11. Foreword by the principal. (1984). Sang Nila Utama Secondary School: School Magazine. Singapore: Sang Nila Utama Secondary School, p. 2. (Call no.: RCLOS q373.5957 SNUSSS)
12. Tuition for Malay-medium pre-varsity students. (1972, March 23). The Straits Times, p. 6. Retrieved from NewspaperSG.
13. Singapore Year Book ’69. (1970). Singapore: Government Printing Office, p. 176. (Call no.: RCLOS 959.57 SIN)
14. School opening. (1970, June 10). The Straits Times, p. 29. Retrieved from NewspaperSG.
15. 'Pre-U One places for all' pledge by ministry. (1978, December 27). The Straits Times, p. 16. Retrieved from NewspaperSG.
16. Foreword by the principal. (1984). Sang Nila Utama Secondary School: School Magazine. Singapore: Sang Nila Utama Secondary School, p. 2. (Call no.: RCLOS q373.5957 SNUSSS)
17. Singapore. Ministry of Education. (1988). Directory of schools and education institutions. Singapore: Education Statistics Section, Planning & Management Services Division, Ministry of Education. (Call no.: RSING 371.00255957 DSEI -[DIR])
18. Cedar Girls to relive memories before old school is torn down. (1989, October 31). The Straits Times, p. 17. Retrieved from NewspaperSG.
19. King and Queen fly in today: 21-gun airport salute. (1963, November 11). The Straits Times, p. 4. Retrieved from NewspaperSG.
20. Royal Visit. (1963, November 12). The Straits Times, p. 10. Retrieved from NewspaperSG.
21. Muslim party. (1965, February 12). The Straits Times, p. 22. Retrieved from NewspaperSG; ‘Don’t depend too much on immigrant labour’ advice. (1978, June 4). The Straits Times, p. 11. Retrieved from NewspaperSG.
22. Sang Nila Utama Secondary School Current Affairs Club. (1971). Seminar Dialogues on Modernisation: Nine views. Singapore: Sang Nila Utama Secondary School Current Affairs Club. (Call no.: RCLOS 301.24 SAN)
23. Do not run away from problems, youths told. (1972, February 27). The Straits Times, p. 9. Retrieved from NewspaperSG.
24. Lee, E. (2008). Singapore: the unexpected nation. Singapore: Institute of Southeast Asian Studies, p. 496. (Call no.: RSING 959.57 LEE-[HIS]); Maidin: Rootlessness and loss of values are my big fears. (1993, April 9). The Straits Times, p. 33. Retrieved from NewspaperSG.
25. Chiang, A. (2005, December 8). He slumps over on sofa and loses consciousness. The New Paper, p. 4; Au Yong, J. (2009, December 16). PM offers condolences to wife of late MP. The Straits Times, p. 27. Retrieved from NewspaperSG.
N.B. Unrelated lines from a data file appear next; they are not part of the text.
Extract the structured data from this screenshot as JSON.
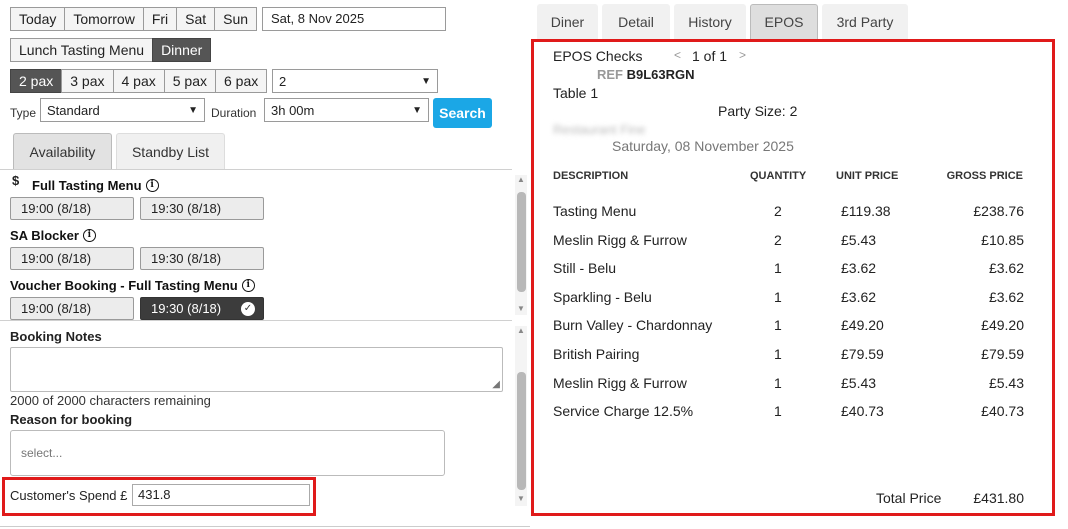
{
  "date_nav": {
    "buttons": [
      "Today",
      "Tomorrow",
      "Fri",
      "Sat",
      "Sun"
    ],
    "date_value": "Sat, 8 Nov 2025"
  },
  "menus": {
    "items": [
      "Lunch Tasting Menu",
      "Dinner"
    ],
    "active": "Dinner"
  },
  "pax": {
    "options": [
      "2 pax",
      "3 pax",
      "4 pax",
      "5 pax",
      "6 pax"
    ],
    "active": "2 pax",
    "select_value": "2"
  },
  "filters": {
    "type_label": "Type",
    "type_value": "Standard",
    "duration_label": "Duration",
    "duration_value": "3h 00m",
    "search_label": "Search"
  },
  "left_tabs": [
    "Availability",
    "Standby List"
  ],
  "availability": {
    "currency_symbol": "$",
    "groups": [
      {
        "title": "Full Tasting Menu",
        "slots": [
          "19:00 (8/18)",
          "19:30 (8/18)"
        ]
      },
      {
        "title": "SA Blocker",
        "slots": [
          "19:00 (8/18)",
          "19:30 (8/18)"
        ]
      },
      {
        "title": "Voucher Booking - Full Tasting Menu",
        "slots": [
          "19:00 (8/18)",
          "19:30 (8/18)"
        ]
      }
    ],
    "selected_slot": "19:30 (8/18)",
    "info_glyph": "i"
  },
  "notes": {
    "booking_notes_label": "Booking Notes",
    "chars_remaining": "2000 of 2000 characters remaining",
    "reason_label": "Reason for booking",
    "reason_placeholder": "select...",
    "spend_label": "Customer's Spend £",
    "spend_value": "431.8"
  },
  "right_tabs": [
    "Diner",
    "Detail",
    "History",
    "EPOS",
    "3rd Party"
  ],
  "right_active_tab": "EPOS",
  "epos": {
    "checks_label": "EPOS Checks",
    "prev": "<",
    "pager": "1 of 1",
    "next": ">",
    "ref_prefix": "REF",
    "ref": "B9L63RGN",
    "table": "Table 1",
    "party_size": "Party Size: 2",
    "restaurant": "Restaurant Fine",
    "date": "Saturday, 08 November 2025",
    "headers": [
      "DESCRIPTION",
      "QUANTITY",
      "UNIT PRICE",
      "GROSS PRICE"
    ],
    "rows": [
      {
        "desc": "Tasting Menu",
        "qty": "2",
        "unit": "£119.38",
        "gross": "£238.76"
      },
      {
        "desc": "Meslin Rigg & Furrow",
        "qty": "2",
        "unit": "£5.43",
        "gross": "£10.85"
      },
      {
        "desc": "Still - Belu",
        "qty": "1",
        "unit": "£3.62",
        "gross": "£3.62"
      },
      {
        "desc": "Sparkling - Belu",
        "qty": "1",
        "unit": "£3.62",
        "gross": "£3.62"
      },
      {
        "desc": "Burn Valley - Chardonnay",
        "qty": "1",
        "unit": "£49.20",
        "gross": "£49.20"
      },
      {
        "desc": "British Pairing",
        "qty": "1",
        "unit": "£79.59",
        "gross": "£79.59"
      },
      {
        "desc": "Meslin Rigg & Furrow",
        "qty": "1",
        "unit": "£5.43",
        "gross": "£5.43"
      },
      {
        "desc": "Service Charge 12.5%",
        "qty": "1",
        "unit": "£40.73",
        "gross": "£40.73"
      }
    ],
    "total_label": "Total Price",
    "total_value": "£431.80"
  },
  "colors": {
    "highlight_red": "#e01a1a",
    "search_blue": "#1ba7e6",
    "active_dark": "#555555"
  }
}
The information in this article is valid as at 2011 and correct as far as we can ascertain from our sources. It is not intended to be an exhaustive or complete history of the subject. Please contact the Library for further reading materials on the topic.

 

Subject
Politics and Government>>Education
Education, Secondary--Singapore
Schools--Singapore
Education>>School and their activities
Education
Education>>Secondary education